- MATERIAL SUPPLIED:

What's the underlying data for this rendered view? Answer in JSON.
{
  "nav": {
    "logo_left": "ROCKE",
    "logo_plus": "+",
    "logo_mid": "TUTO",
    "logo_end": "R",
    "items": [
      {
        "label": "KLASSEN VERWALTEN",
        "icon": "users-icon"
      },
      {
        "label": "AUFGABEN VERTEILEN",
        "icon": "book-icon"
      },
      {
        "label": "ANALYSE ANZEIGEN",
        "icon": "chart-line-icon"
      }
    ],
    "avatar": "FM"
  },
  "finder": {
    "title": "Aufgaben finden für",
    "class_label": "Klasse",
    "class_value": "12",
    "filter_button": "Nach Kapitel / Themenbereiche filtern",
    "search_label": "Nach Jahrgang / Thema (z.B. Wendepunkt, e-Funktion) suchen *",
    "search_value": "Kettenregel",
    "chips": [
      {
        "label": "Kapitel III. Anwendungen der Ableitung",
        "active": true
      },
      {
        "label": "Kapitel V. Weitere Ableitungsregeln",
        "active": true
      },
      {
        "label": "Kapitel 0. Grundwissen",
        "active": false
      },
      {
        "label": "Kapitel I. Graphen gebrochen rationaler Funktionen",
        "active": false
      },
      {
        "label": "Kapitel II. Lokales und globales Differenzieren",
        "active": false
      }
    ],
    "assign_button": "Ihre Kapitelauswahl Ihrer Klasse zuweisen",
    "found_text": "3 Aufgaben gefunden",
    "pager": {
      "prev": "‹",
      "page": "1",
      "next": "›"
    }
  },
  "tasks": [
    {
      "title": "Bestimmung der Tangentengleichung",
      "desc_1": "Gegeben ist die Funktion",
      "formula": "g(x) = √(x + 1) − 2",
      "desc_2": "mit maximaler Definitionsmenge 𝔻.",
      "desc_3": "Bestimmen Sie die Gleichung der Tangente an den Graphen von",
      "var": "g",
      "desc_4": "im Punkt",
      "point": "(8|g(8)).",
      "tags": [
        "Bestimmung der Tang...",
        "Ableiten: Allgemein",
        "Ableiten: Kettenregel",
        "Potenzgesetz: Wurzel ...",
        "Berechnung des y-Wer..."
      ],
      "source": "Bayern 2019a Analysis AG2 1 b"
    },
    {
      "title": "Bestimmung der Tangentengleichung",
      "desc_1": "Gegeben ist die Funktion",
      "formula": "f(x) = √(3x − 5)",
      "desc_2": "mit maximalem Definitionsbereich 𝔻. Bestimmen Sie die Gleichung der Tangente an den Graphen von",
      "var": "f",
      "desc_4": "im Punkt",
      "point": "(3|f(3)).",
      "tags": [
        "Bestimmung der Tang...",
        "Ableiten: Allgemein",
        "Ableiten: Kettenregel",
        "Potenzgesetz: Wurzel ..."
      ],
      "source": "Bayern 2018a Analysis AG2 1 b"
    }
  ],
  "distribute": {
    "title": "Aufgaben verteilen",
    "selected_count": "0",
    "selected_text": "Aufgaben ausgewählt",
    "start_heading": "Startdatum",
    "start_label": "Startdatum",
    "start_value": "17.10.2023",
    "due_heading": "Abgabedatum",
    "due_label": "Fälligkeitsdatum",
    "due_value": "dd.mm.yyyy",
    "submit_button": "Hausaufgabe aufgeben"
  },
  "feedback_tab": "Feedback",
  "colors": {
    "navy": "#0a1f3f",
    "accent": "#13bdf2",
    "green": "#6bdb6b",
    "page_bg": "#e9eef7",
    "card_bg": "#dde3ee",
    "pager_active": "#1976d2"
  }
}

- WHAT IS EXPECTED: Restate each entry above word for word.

- RESULT OF THE EXERCISE:
What's the underlying data for this rendered view? Answer in JSON.
{
  "nav": {
    "logo_left": "ROCKE",
    "logo_plus": "+",
    "logo_mid": "TUTO",
    "logo_end": "R",
    "items": [
      {
        "label": "KLASSEN VERWALTEN",
        "icon": "users-icon"
      },
      {
        "label": "AUFGABEN VERTEILEN",
        "icon": "book-icon"
      },
      {
        "label": "ANALYSE ANZEIGEN",
        "icon": "chart-line-icon"
      }
    ],
    "avatar": "FM"
  },
  "finder": {
    "title": "Aufgaben finden für",
    "class_label": "Klasse",
    "class_value": "12",
    "filter_button": "Nach Kapitel / Themenbereiche filtern",
    "search_label": "Nach Jahrgang / Thema (z.B. Wendepunkt, e-Funktion) suchen *",
    "search_value": "Kettenregel",
    "chips": [
      {
        "label": "Kapitel III. Anwendungen der Ableitung",
        "active": true
      },
      {
        "label": "Kapitel V. Weitere Ableitungsregeln",
        "active": true
      },
      {
        "label": "Kapitel 0. Grundwissen",
        "active": false
      },
      {
        "label": "Kapitel I. Graphen gebrochen rationaler Funktionen",
        "active": false
      },
      {
        "label": "Kapitel II. Lokales und globales Differenzieren",
        "active": false
      }
    ],
    "assign_button": "Ihre Kapitelauswahl Ihrer Klasse zuweisen",
    "found_text": "3 Aufgaben gefunden",
    "pager": {
      "prev": "‹",
      "page": "1",
      "next": "›"
    }
  },
  "tasks": [
    {
      "title": "Bestimmung der Tangentengleichung",
      "desc_1": "Gegeben ist die Funktion",
      "formula": "g(x) = √(x + 1) − 2",
      "desc_2": "mit maximaler Definitionsmenge 𝔻.",
      "desc_3": "Bestimmen Sie die Gleichung der Tangente an den Graphen von",
      "var": "g",
      "desc_4": "im Punkt",
      "point": "(8|g(8)).",
      "tags": [
        "Bestimmung der Tang...",
        "Ableiten: Allgemein",
        "Ableiten: Kettenregel",
        "Potenzgesetz: Wurzel ...",
        "Berechnung des y-Wer..."
      ],
      "source": "Bayern 2019a Analysis AG2 1 b"
    },
    {
      "title": "Bestimmung der Tangentengleichung",
      "desc_1": "Gegeben ist die Funktion",
      "formula": "f(x) = √(3x − 5)",
      "desc_2": "mit maximalem Definitionsbereich 𝔻. Bestimmen Sie die Gleichung der Tangente an den Graphen von",
      "var": "f",
      "desc_4": "im Punkt",
      "point": "(3|f(3)).",
      "tags": [
        "Bestimmung der Tang...",
        "Ableiten: Allgemein",
        "Ableiten: Kettenregel",
        "Potenzgesetz: Wurzel ..."
      ],
      "source": "Bayern 2018a Analysis AG2 1 b"
    }
  ],
  "distribute": {
    "title": "Aufgaben verteilen",
    "selected_count": "0",
    "selected_text": "Aufgaben ausgewählt",
    "start_heading": "Startdatum",
    "start_label": "Startdatum",
    "start_value": "17.10.2023",
    "due_heading": "Abgabedatum",
    "due_label": "Fälligkeitsdatum",
    "due_value": "dd.mm.yyyy",
    "submit_button": "Hausaufgabe aufgeben"
  },
  "feedback_tab": "Feedback",
  "colors": {
    "navy": "#0a1f3f",
    "accent": "#13bdf2",
    "green": "#6bdb6b",
    "page_bg": "#e9eef7",
    "card_bg": "#dde3ee",
    "pager_active": "#1976d2"
  }
}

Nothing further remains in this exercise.